Telltale’s Walking Dead not only features some tough decisions, emotional relationships and quick time action sequences but also manages to include puzzles that are essential to your survival. Granted Game of Thrones is a different kettle of fish, and perhaps puzzles aren’t something that delicately ties into the series, but some other form of gameplay is necessary. Whilst the tension is palpable and spurs you on, the gameplay can sometimes be, well, boring. There is literally two aspects to the gameplay and that is quick time action followed by difficult decision-making. This can often lead to you wanting the more serene parts of the game to speed up or feature some other form of gameplay that the other sequences don’t have. In summary it feels like a missed opportunity.

To test the diversity of the decisions, I decided to play each episode twice, making completely opposing choices. Sadly in the first episode many of my decisions have had little impact on the episode directly, and the outcome, no matter what decision, often turned out to be the same and certain events seemed fixed and were thrust upon me. Much the same can be said about episode two. One time I deliberately decided not to act at all and my character took control of himself to ensure that the story arc would take a certain path. Whilst an indie title may have restrictions, in comparison to the multiple ending of a game like Heavy Rain, Telltale’s Walking Dead forced decisions upon you that decided the fate of those in your group almost immediately. You saw the impact and had little time to deal with it. Granted Walking Dead had unavoidable key moments too, but the illusion was created that the game was in your hands.

Having said that episode two, The Lost Lords, has many unavoidable key events but we are beginning to see, albeit it rather subtly, the impact of some of your previous choices from episode one and how these pathways are beginning to break away from each other. I can still only hope that after two episodes of Game of Thrones, that Telltale are playing the long game and that your decisions have huge ramifications further down the line.

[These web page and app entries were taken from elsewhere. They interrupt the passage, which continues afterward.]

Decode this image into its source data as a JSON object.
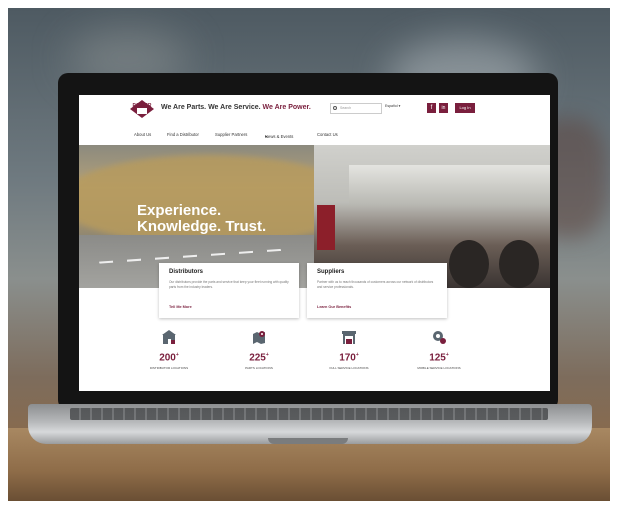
{
  "header": {
    "logo_text": "POWER",
    "tagline_part1": "We Are Parts. We Are Service.",
    "tagline_part2": " We Are Power.",
    "search_placeholder": "Search",
    "language": "Español",
    "facebook_label": "f",
    "linkedin_label": "in",
    "login_label": "Log In"
  },
  "nav": {
    "items": [
      "About Us",
      "Find a Distributor",
      "Supplier Partners",
      "News & Events",
      "Contact Us"
    ]
  },
  "hero": {
    "title_line1": "Experience.",
    "title_line2": "Knowledge. Trust."
  },
  "cards": [
    {
      "title": "Distributors",
      "body": "Our distributors provide the parts and service that keep your fleet running with quality parts from the industry leaders.",
      "link": "Tell Me More"
    },
    {
      "title": "Suppliers",
      "body": "Partner with us to reach thousands of customers across our network of distributors and service professionals.",
      "link": "Learn Our Benefits"
    }
  ],
  "stats": [
    {
      "number": "200",
      "label": "DISTRIBUTOR LOCATIONS"
    },
    {
      "number": "225",
      "label": "PARTS LOCATIONS"
    },
    {
      "number": "170",
      "label": "FULL SERVICE LOCATIONS"
    },
    {
      "number": "125",
      "label": "MOBILE SERVICE LOCATIONS"
    }
  ],
  "colors": {
    "brand": "#7a1f3d"
  }
}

However, despite these flaws, Game of Thrones is still an amazing and engaging title. The story telling excels and like the TV series, more and more characters enter the fray muddying the waters. Those you thought of as main characters in episode one take a back seat to the new startling and headstrong Forrester brothers. Twist and turns await, and cliffhangers are plentiful. Essentially Telltale have captured the essence of George R.R. Martin’s encapsulating world and opened the universe even further, I just wish they could make it a touch more fun to be in.